BEGIN Data under study

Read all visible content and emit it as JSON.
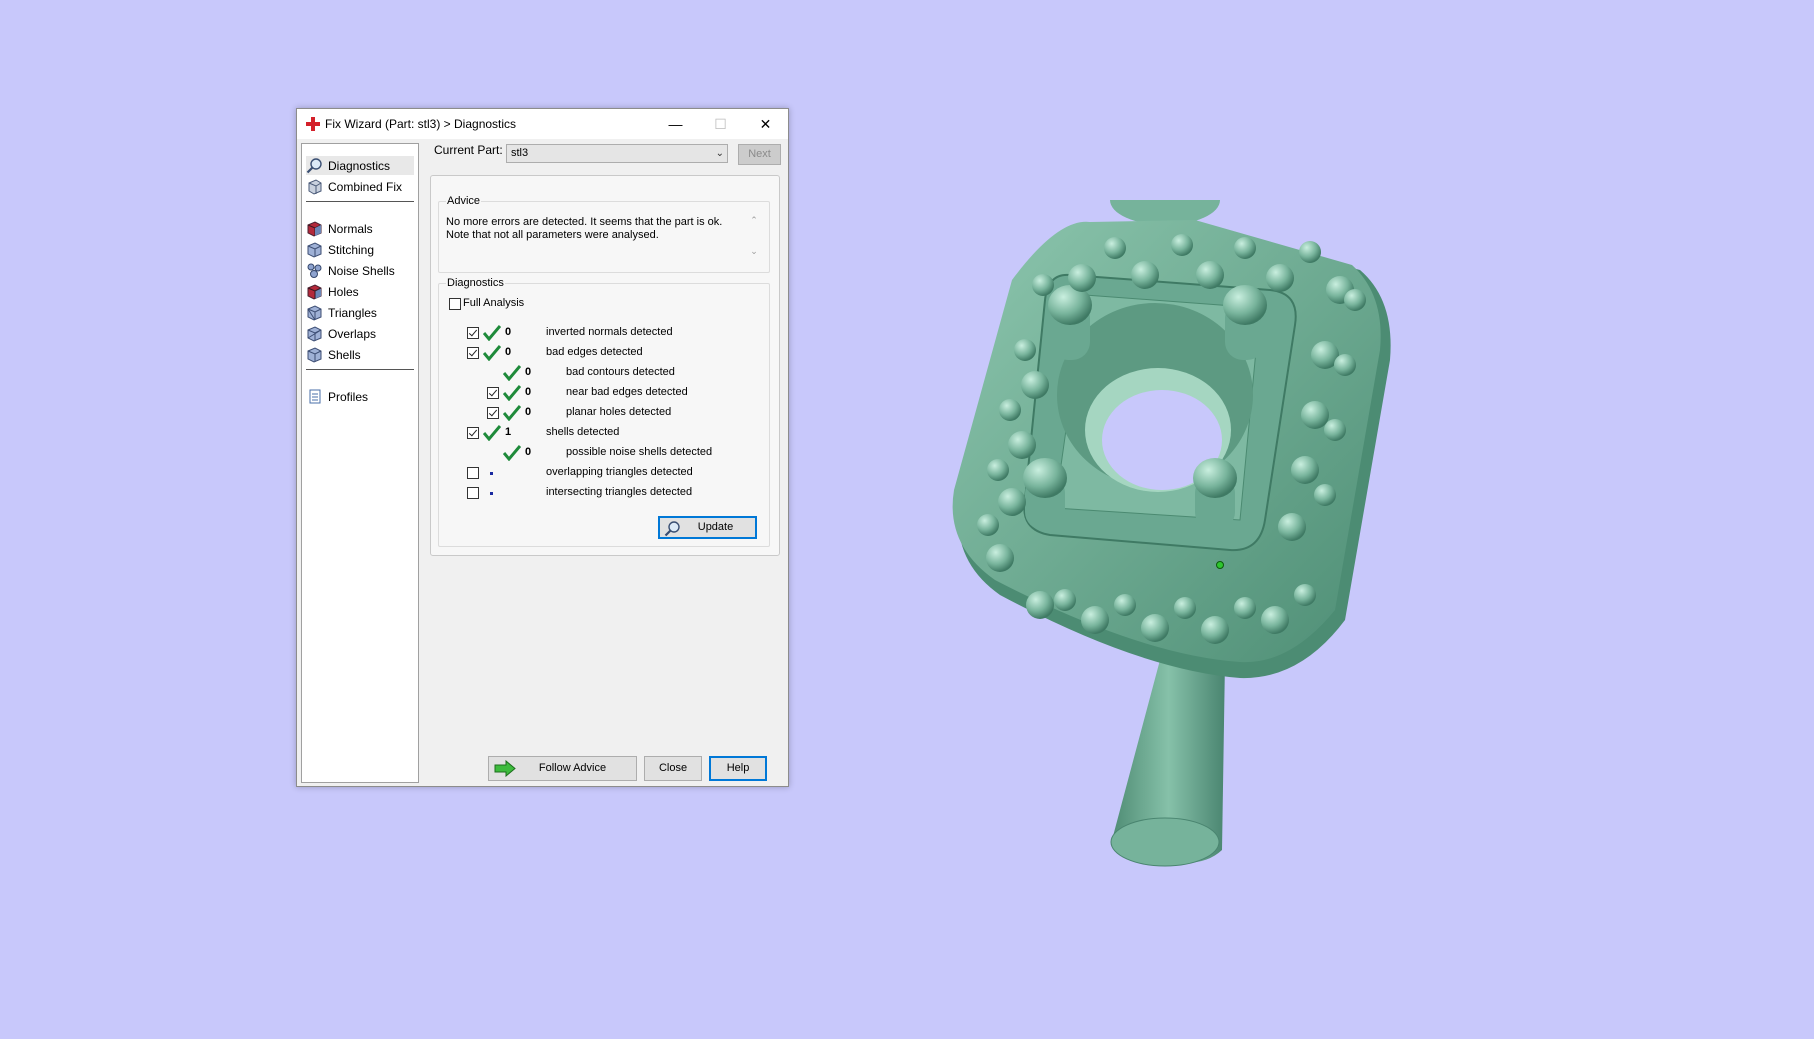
{
  "window": {
    "title": "Fix Wizard (Part: stl3) > Diagnostics",
    "min_label": "—",
    "max_label": "☐",
    "close_label": "✕"
  },
  "nav": {
    "items": [
      {
        "label": "Diagnostics",
        "icon": "magnifier-icon"
      },
      {
        "label": "Combined Fix",
        "icon": "combined-fix-icon"
      },
      {
        "label": "Normals",
        "icon": "normals-cube-icon"
      },
      {
        "label": "Stitching",
        "icon": "stitching-cube-icon"
      },
      {
        "label": "Noise Shells",
        "icon": "noise-shells-icon"
      },
      {
        "label": "Holes",
        "icon": "holes-cube-icon"
      },
      {
        "label": "Triangles",
        "icon": "triangles-cube-icon"
      },
      {
        "label": "Overlaps",
        "icon": "overlaps-cube-icon"
      },
      {
        "label": "Shells",
        "icon": "shells-cube-icon"
      },
      {
        "label": "Profiles",
        "icon": "profiles-icon"
      }
    ]
  },
  "current_part": {
    "label": "Current Part:",
    "value": "stl3",
    "next_label": "Next"
  },
  "advice": {
    "title": "Advice",
    "line1": "No more errors are detected. It seems that the part is ok.",
    "line2": "Note that not all parameters were analysed."
  },
  "diagnostics": {
    "title": "Diagnostics",
    "full_analysis_label": "Full Analysis",
    "rows": [
      {
        "count": "0",
        "text": "inverted normals detected"
      },
      {
        "count": "0",
        "text": "bad edges detected"
      },
      {
        "count": "0",
        "text": "bad contours detected"
      },
      {
        "count": "0",
        "text": "near bad edges detected"
      },
      {
        "count": "0",
        "text": "planar holes detected"
      },
      {
        "count": "1",
        "text": "shells detected"
      },
      {
        "count": "0",
        "text": "possible noise shells detected"
      },
      {
        "count": "",
        "text": "overlapping triangles detected"
      },
      {
        "count": "",
        "text": "intersecting triangles detected"
      }
    ],
    "update_label": "Update"
  },
  "footer": {
    "follow_advice_label": "Follow Advice",
    "close_label": "Close",
    "help_label": "Help"
  },
  "colors": {
    "background": "#c8c8fb",
    "model": "#6fae96",
    "check_green": "#1e8a3a"
  }
}
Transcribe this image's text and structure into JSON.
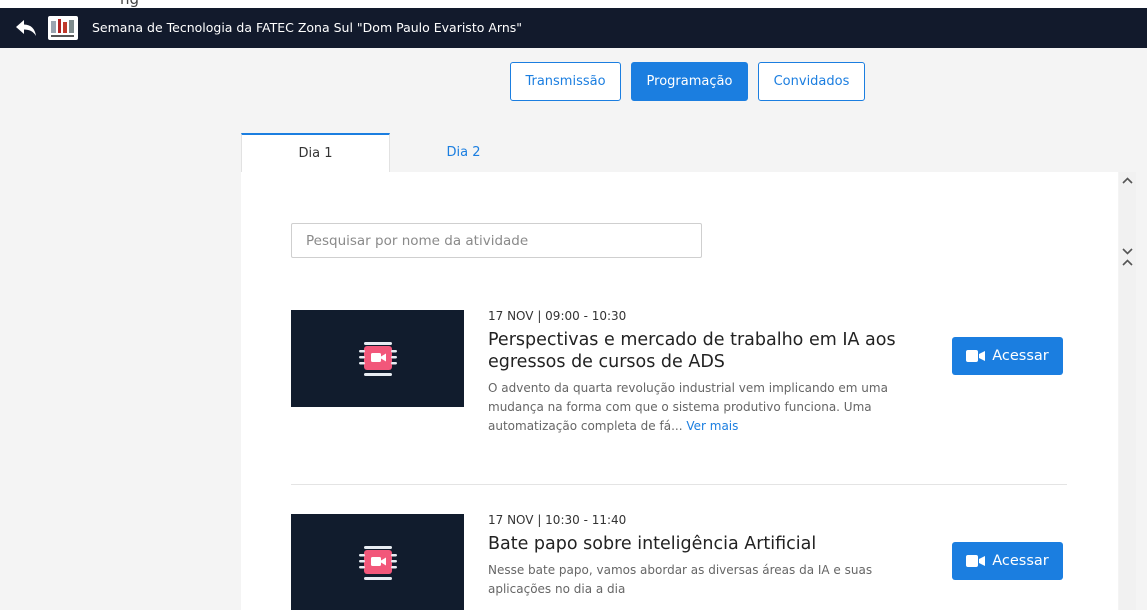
{
  "header": {
    "title": "Semana de Tecnologia da FATEC Zona Sul \"Dom Paulo Evaristo Arns\"",
    "color": "#121a2c"
  },
  "nav": {
    "transmissao": "Transmissão",
    "programacao": "Programação",
    "convidados": "Convidados",
    "active": "programacao",
    "accent": "#1b7ee0"
  },
  "tabs": [
    {
      "label": "Dia 1",
      "active": true
    },
    {
      "label": "Dia 2",
      "active": false
    }
  ],
  "search": {
    "placeholder": "Pesquisar por nome da atividade",
    "value": ""
  },
  "activities": [
    {
      "date": "17 NOV | 09:00 - 10:30",
      "title": "Perspectivas e mercado de trabalho em IA aos egressos de cursos de ADS",
      "description": "O advento da quarta revolução industrial vem implicando em uma mudança na forma com que o sistema produtivo funciona. Uma automatização completa de fá...",
      "more": "Ver mais",
      "button": "Acessar",
      "icon": "video-icon"
    },
    {
      "date": "17 NOV | 10:30 - 11:40",
      "title": "Bate papo sobre inteligência Artificial",
      "description": "Nesse bate papo, vamos abordar as diversas áreas da IA e suas aplicações no dia a dia",
      "button": "Acessar",
      "icon": "video-icon"
    }
  ]
}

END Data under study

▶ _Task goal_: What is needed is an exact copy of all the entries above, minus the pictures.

▶ _Solution for this problem_:
Read all visible content and emit it as JSON.
{
  "window": {
    "title": "Fix Wizard (Part: stl3) > Diagnostics",
    "min_label": "—",
    "max_label": "☐",
    "close_label": "✕"
  },
  "nav": {
    "items": [
      {
        "label": "Diagnostics",
        "icon": "magnifier-icon"
      },
      {
        "label": "Combined Fix",
        "icon": "combined-fix-icon"
      },
      {
        "label": "Normals",
        "icon": "normals-cube-icon"
      },
      {
        "label": "Stitching",
        "icon": "stitching-cube-icon"
      },
      {
        "label": "Noise Shells",
        "icon": "noise-shells-icon"
      },
      {
        "label": "Holes",
        "icon": "holes-cube-icon"
      },
      {
        "label": "Triangles",
        "icon": "triangles-cube-icon"
      },
      {
        "label": "Overlaps",
        "icon": "overlaps-cube-icon"
      },
      {
        "label": "Shells",
        "icon": "shells-cube-icon"
      },
      {
        "label": "Profiles",
        "icon": "profiles-icon"
      }
    ]
  },
  "current_part": {
    "label": "Current Part:",
    "value": "stl3",
    "next_label": "Next"
  },
  "advice": {
    "title": "Advice",
    "line1": "No more errors are detected. It seems that the part is ok.",
    "line2": "Note that not all parameters were analysed."
  },
  "diagnostics": {
    "title": "Diagnostics",
    "full_analysis_label": "Full Analysis",
    "rows": [
      {
        "count": "0",
        "text": "inverted normals detected"
      },
      {
        "count": "0",
        "text": "bad edges detected"
      },
      {
        "count": "0",
        "text": "bad contours detected"
      },
      {
        "count": "0",
        "text": "near bad edges detected"
      },
      {
        "count": "0",
        "text": "planar holes detected"
      },
      {
        "count": "1",
        "text": "shells detected"
      },
      {
        "count": "0",
        "text": "possible noise shells detected"
      },
      {
        "count": "",
        "text": "overlapping triangles detected"
      },
      {
        "count": "",
        "text": "intersecting triangles detected"
      }
    ],
    "update_label": "Update"
  },
  "footer": {
    "follow_advice_label": "Follow Advice",
    "close_label": "Close",
    "help_label": "Help"
  },
  "colors": {
    "background": "#c8c8fb",
    "model": "#6fae96",
    "check_green": "#1e8a3a"
  }
}
Transcribe this image's text and structure into JSON.
{
  "header": {
    "title": "Semana de Tecnologia da FATEC Zona Sul \"Dom Paulo Evaristo Arns\"",
    "color": "#121a2c"
  },
  "nav": {
    "transmissao": "Transmissão",
    "programacao": "Programação",
    "convidados": "Convidados",
    "active": "programacao",
    "accent": "#1b7ee0"
  },
  "tabs": [
    {
      "label": "Dia 1",
      "active": true
    },
    {
      "label": "Dia 2",
      "active": false
    }
  ],
  "search": {
    "placeholder": "Pesquisar por nome da atividade",
    "value": ""
  },
  "activities": [
    {
      "date": "17 NOV | 09:00 - 10:30",
      "title": "Perspectivas e mercado de trabalho em IA aos egressos de cursos de ADS",
      "description": "O advento da quarta revolução industrial vem implicando em uma mudança na forma com que o sistema produtivo funciona. Uma automatização completa de fá...",
      "more": "Ver mais",
      "button": "Acessar",
      "icon": "video-icon"
    },
    {
      "date": "17 NOV | 10:30 - 11:40",
      "title": "Bate papo sobre inteligência Artificial",
      "description": "Nesse bate papo, vamos abordar as diversas áreas da IA e suas aplicações no dia a dia",
      "button": "Acessar",
      "icon": "video-icon"
    }
  ]
}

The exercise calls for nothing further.